Athi River, Kenya
Project lead: Smart Villages + Chemolex Company
The Athi River, which spans 390 km before entering the Indian Ocean, is the second-longest river in Kenya. As it flows through the plains and valleys of Kenya, the river forms the majestic Fourteen Falls, meanders through Nairobi, and eventually passes through Tsavo National Park, the largest in Kenya. Here, hippopotamus, crocodiles, and pythons are attracted to the river’s waters and the life it carries. Millions of Kenyans rely on the Athi River for drinking water and irrigation.
However, the Athi River also receives large amounts of pollution from Nairobi–an area with a population of over nine million people. Along with population growth and rapid urbanization, poor solid waste management is emerging as a key risk for health in Kenya. As a result, Kenya has become a leader in East Africa regarding aggressive policies to combat plastic pollution at its source. In 2017, the government made the manufacturing, sale, and distribution of polythene plastic carrier bags illegal. But as Kenya’s solid waste pollution continued to worsen, President Uhuru Kenyatta implemented a broader ban on single use plastics in June 2020. The ban prevents all visitors to national parks, beaches, forests and conservation areas from carrying plastic water bottles, cups, disposable plates, cutlery, or straws.
Chemolex Company and Smart Villages are installing 10 plastic capture devices in locations along the Athi River and its major tributaries, the Nairobi and Ngong Rivers. The team plans to install six devices in the first year of the project, capturing 1,440 t of plastics per month, and by the end of year three scale to 10 devices, capturing up to 2,400 t per month.
Captured waste will be managed through various streams depending on the material. Plastic waste will be delivered to Chemolex’s plastic recycling facilities to produce valuable post-consumer products including affordable plastic fencing poles and tiles for pavements, flooring, and roofing. Organic compounds will be delivered to waste collector Taka Taka Solutions to produce high-quality organic compost for the local Kenyan market. Non-organic combustible compounds will be delivered to the Community Cooker Foundation to be pelletized to provide clean power for cooking stoves.
Chemolex will engage communities through public schools, universities, hospitals, private industries, and households to increase awareness on the impacts of plastics wastes on terrestrial and marine environments. Chemolex conducts trainings for women’s groups and community-based organizations on sustainable waste management, and facilitating the creation of sustainable businesses that convert both organic and other wastes into energy and organic fertilizer. In another program, kids and teenagers bring plastic waste to their school to receive a subsidy based on the amount of plastic waste they bring. Complementing these in-person approaches, Chemolex will also conduct aggressive local advertising campaigns on the impacts of plastic wastes on the marine environment.
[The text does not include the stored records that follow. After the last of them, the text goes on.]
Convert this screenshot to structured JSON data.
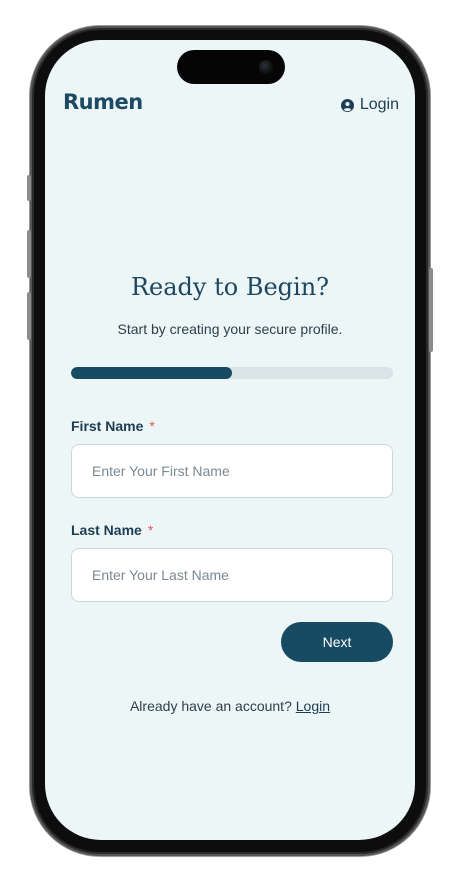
{
  "brand": {
    "logo_text": "Rumen"
  },
  "header": {
    "login_label": "Login"
  },
  "hero": {
    "title": "Ready to Begin?",
    "subtitle": "Start by creating your secure profile."
  },
  "progress": {
    "fraction": 0.5
  },
  "form": {
    "first_name": {
      "label": "First Name",
      "required_mark": "*",
      "placeholder": "Enter Your First Name",
      "value": ""
    },
    "last_name": {
      "label": "Last Name",
      "required_mark": "*",
      "placeholder": "Enter Your Last Name",
      "value": ""
    },
    "next_label": "Next"
  },
  "footer": {
    "prompt": "Already have an account?",
    "login_link": "Login"
  },
  "colors": {
    "primary": "#174a63",
    "background": "#ecf6f7",
    "required": "#e05a4e",
    "track": "#d8e4e6"
  },
  "icons": {
    "header_login": "user-circle-icon"
  }
}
Chemolex Company is a start-up social enterprise that focuses on providing clean and affordable energy in off-grid households. The company also manages solid waste and recycling in Kenya with a focus on valuable resource recovery. Chemolex was co-founded by Clifford Okoth and James Ogingo, who have experience in waste management, green chemistry, renewable energy, and consulting. Smart Villages is a non-profit initiative that aims to provide technological, financial, social and political solutions for energy access in villages in developing countries. Smart Villages and Chemolex have partnered previously on off-grid energy projects.